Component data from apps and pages
****************

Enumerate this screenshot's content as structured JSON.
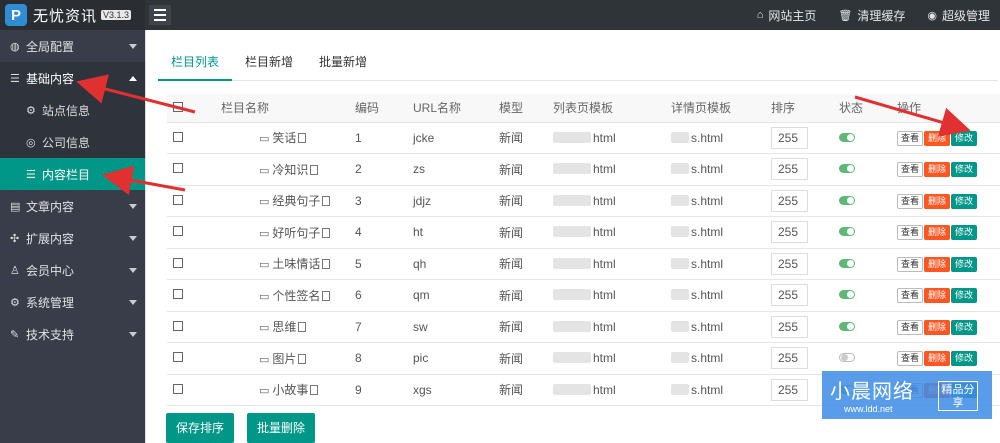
{
  "app": {
    "title": "无忧资讯",
    "version": "V3.1.3"
  },
  "topbar": {
    "links": [
      {
        "icon": "home-icon",
        "glyph": "⌂",
        "label": "网站主页"
      },
      {
        "icon": "trash-icon",
        "glyph": "🗑",
        "label": "清理缓存"
      },
      {
        "icon": "user-icon",
        "glyph": "◉",
        "label": "超级管理"
      }
    ]
  },
  "sidebar": {
    "items": [
      {
        "label": "全局配置",
        "glyph": "◍"
      },
      {
        "label": "基础内容",
        "glyph": "☰"
      },
      {
        "label": "文章内容",
        "glyph": "▤"
      },
      {
        "label": "扩展内容",
        "glyph": "✣"
      },
      {
        "label": "会员中心",
        "glyph": "♙"
      },
      {
        "label": "系统管理",
        "glyph": "⚙"
      },
      {
        "label": "技术支持",
        "glyph": "✎"
      }
    ],
    "sub_items": [
      {
        "label": "站点信息",
        "glyph": "⚙"
      },
      {
        "label": "公司信息",
        "glyph": "◎"
      },
      {
        "label": "内容栏目",
        "glyph": "☰"
      }
    ]
  },
  "tabs": [
    "栏目列表",
    "栏目新增",
    "批量新增"
  ],
  "table": {
    "headers": [
      "栏目名称",
      "编码",
      "URL名称",
      "模型",
      "列表页模板",
      "详情页模板",
      "排序",
      "状态",
      "操作"
    ],
    "rows": [
      {
        "name": "笑话",
        "code": "1",
        "url": "jcke",
        "model": "新闻",
        "list_tpl": "html",
        "detail_tpl": "s.html",
        "sort": "255",
        "status": "on"
      },
      {
        "name": "冷知识",
        "code": "2",
        "url": "zs",
        "model": "新闻",
        "list_tpl": "html",
        "detail_tpl": "s.html",
        "sort": "255",
        "status": "on"
      },
      {
        "name": "经典句子",
        "code": "3",
        "url": "jdjz",
        "model": "新闻",
        "list_tpl": "html",
        "detail_tpl": "s.html",
        "sort": "255",
        "status": "on"
      },
      {
        "name": "好听句子",
        "code": "4",
        "url": "ht",
        "model": "新闻",
        "list_tpl": "html",
        "detail_tpl": "s.html",
        "sort": "255",
        "status": "on"
      },
      {
        "name": "土味情话",
        "code": "5",
        "url": "qh",
        "model": "新闻",
        "list_tpl": "html",
        "detail_tpl": "s.html",
        "sort": "255",
        "status": "on"
      },
      {
        "name": "个性签名",
        "code": "6",
        "url": "qm",
        "model": "新闻",
        "list_tpl": "html",
        "detail_tpl": "s.html",
        "sort": "255",
        "status": "on"
      },
      {
        "name": "思维",
        "code": "7",
        "url": "sw",
        "model": "新闻",
        "list_tpl": "html",
        "detail_tpl": "s.html",
        "sort": "255",
        "status": "on"
      },
      {
        "name": "图片",
        "code": "8",
        "url": "pic",
        "model": "新闻",
        "list_tpl": "html",
        "detail_tpl": "s.html",
        "sort": "255",
        "status": "off"
      },
      {
        "name": "小故事",
        "code": "9",
        "url": "xgs",
        "model": "新闻",
        "list_tpl": "html",
        "detail_tpl": "s.html",
        "sort": "255",
        "status": "on"
      }
    ],
    "actions": {
      "view": "查看",
      "delete": "删除",
      "edit": "修改"
    }
  },
  "footer": {
    "save_sort": "保存排序",
    "batch_delete": "批量删除"
  },
  "watermark": {
    "title": "小晨网络",
    "url": "www.ldd.net",
    "badge": "精品分享"
  },
  "colors": {
    "accent": "#009688",
    "danger": "#ff5722",
    "sidebar": "#393d49",
    "topbar": "#2f3439",
    "arrow": "#e03030"
  }
}
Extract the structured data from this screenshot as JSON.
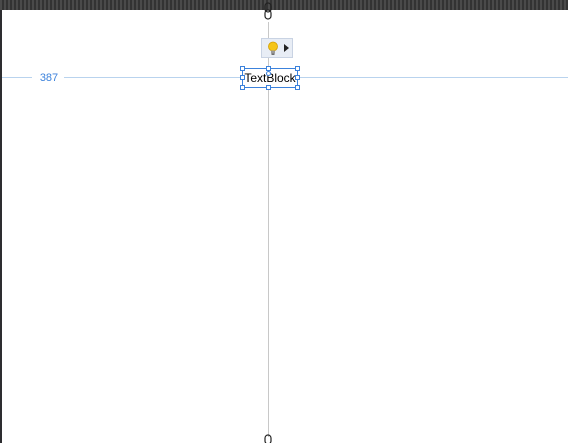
{
  "designer": {
    "margin_label": "387",
    "element_text": "TextBlock",
    "top_anchor_icon": "anchor-lock-icon",
    "bottom_anchor_icon": "anchor-lock-icon",
    "smart_tag_icon": "lightbulb-icon",
    "smart_tag_arrow_icon": "caret-right-icon"
  },
  "colors": {
    "selection": "#3c82dc",
    "guide": "#b9d3ee",
    "bulb": "#f5c518"
  }
}
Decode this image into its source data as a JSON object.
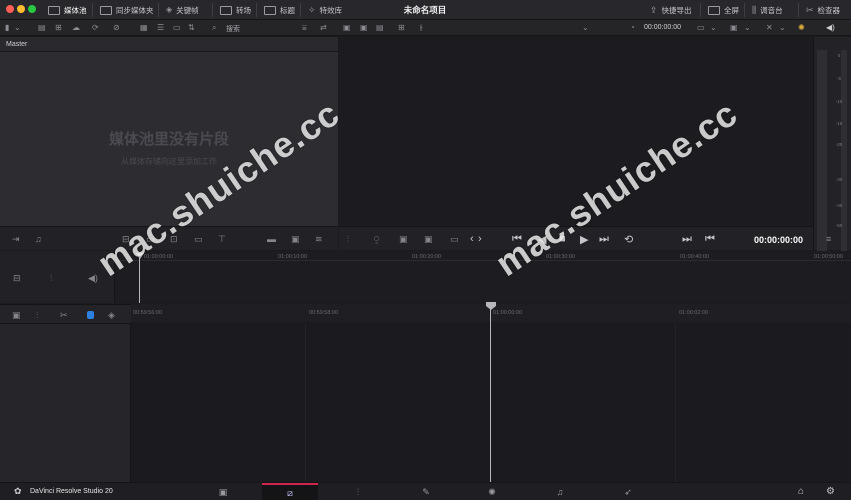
{
  "window": {
    "project_title": "未命名项目"
  },
  "topbar": {
    "left_tabs": [
      {
        "label": "媒体池",
        "icon": "media-pool-icon",
        "active": true
      },
      {
        "label": "同步媒体夹",
        "icon": "sync-bin-icon",
        "active": false
      },
      {
        "label": "关键帧",
        "icon": "keyframe-icon",
        "active": false
      },
      {
        "label": "转场",
        "icon": "transition-icon",
        "active": false
      },
      {
        "label": "标题",
        "icon": "title-icon",
        "active": false
      },
      {
        "label": "特效库",
        "icon": "effects-icon",
        "active": false
      }
    ],
    "right_tabs": [
      {
        "label": "快捷导出",
        "icon": "quick-export-icon"
      },
      {
        "label": "全屏",
        "icon": "fullscreen-icon"
      },
      {
        "label": "调音台",
        "icon": "mixer-icon"
      },
      {
        "label": "检查器",
        "icon": "inspector-icon"
      }
    ]
  },
  "toolbar": {
    "search_label": "搜索",
    "timecode": "00:00:00:00"
  },
  "media_pool": {
    "bin_name": "Master",
    "empty_title": "媒体池里没有片段",
    "empty_subtitle": "从媒体存储向这里添加工作"
  },
  "meter": {
    "ticks": [
      "0",
      "-5",
      "-10",
      "-15",
      "-20",
      "-30",
      "-40",
      "-50"
    ]
  },
  "viewer": {
    "timecode": "00:00:00:00"
  },
  "upper_timeline": {
    "ruler": [
      "01:00:00:00",
      "01:00:10:00",
      "01:00:20:00",
      "01:00:30:00",
      "01:00:40:00",
      "01:00:50:00"
    ]
  },
  "lower_timeline": {
    "ruler": [
      "00:59:56:00",
      "00:59:58:00",
      "01:00:00:00",
      "01:00:02:00"
    ]
  },
  "bottom": {
    "app_name": "DaVinci Resolve Studio 20",
    "pages": [
      "media-page",
      "cut-page",
      "edit-page",
      "fusion-page",
      "color-page",
      "fairlight-page",
      "deliver-page"
    ]
  },
  "watermark": {
    "text": "mac.shuiche.cc"
  },
  "colors": {
    "accent": "#d0254a",
    "traffic_red": "#ff5f57",
    "traffic_yellow": "#febc2e",
    "traffic_green": "#28c840"
  }
}
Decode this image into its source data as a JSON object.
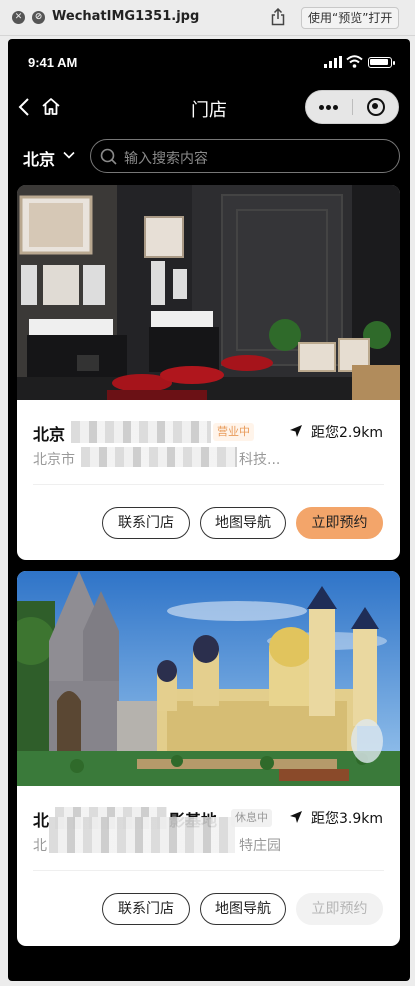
{
  "window": {
    "filename": "WechatIMG1351.jpg",
    "open_with_label": "使用“预览”打开"
  },
  "status_bar": {
    "time": "9:41 AM"
  },
  "navbar": {
    "title": "门店"
  },
  "search": {
    "city": "北京",
    "placeholder": "输入搜索内容"
  },
  "stores": [
    {
      "name_visible": "北京",
      "status": "营业中",
      "distance": "距您2.9km",
      "address_start": "北京市",
      "address_end": "科技...",
      "buttons": {
        "contact": "联系门店",
        "map": "地图导航",
        "book": "立即预约"
      },
      "booking_enabled": true
    },
    {
      "name_visible": "北",
      "name_end": "影基地",
      "status": "休息中",
      "distance": "距您3.9km",
      "address_start": "北",
      "address_end": "特庄园",
      "buttons": {
        "contact": "联系门店",
        "map": "地图导航",
        "book": "立即预约"
      },
      "booking_enabled": false
    }
  ],
  "colors": {
    "accent": "#f3a56a",
    "open_badge": "#e89b5a",
    "background": "#000000"
  }
}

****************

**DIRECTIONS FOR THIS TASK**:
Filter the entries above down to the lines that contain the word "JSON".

**RESPONSE TO THE TASK**:
Enumerate this screenshot's content as structured JSON.
Extract the structured data from this screenshot as JSON.
Decode this image into its source data as a JSON object.
Decode this image into its source data as a JSON object.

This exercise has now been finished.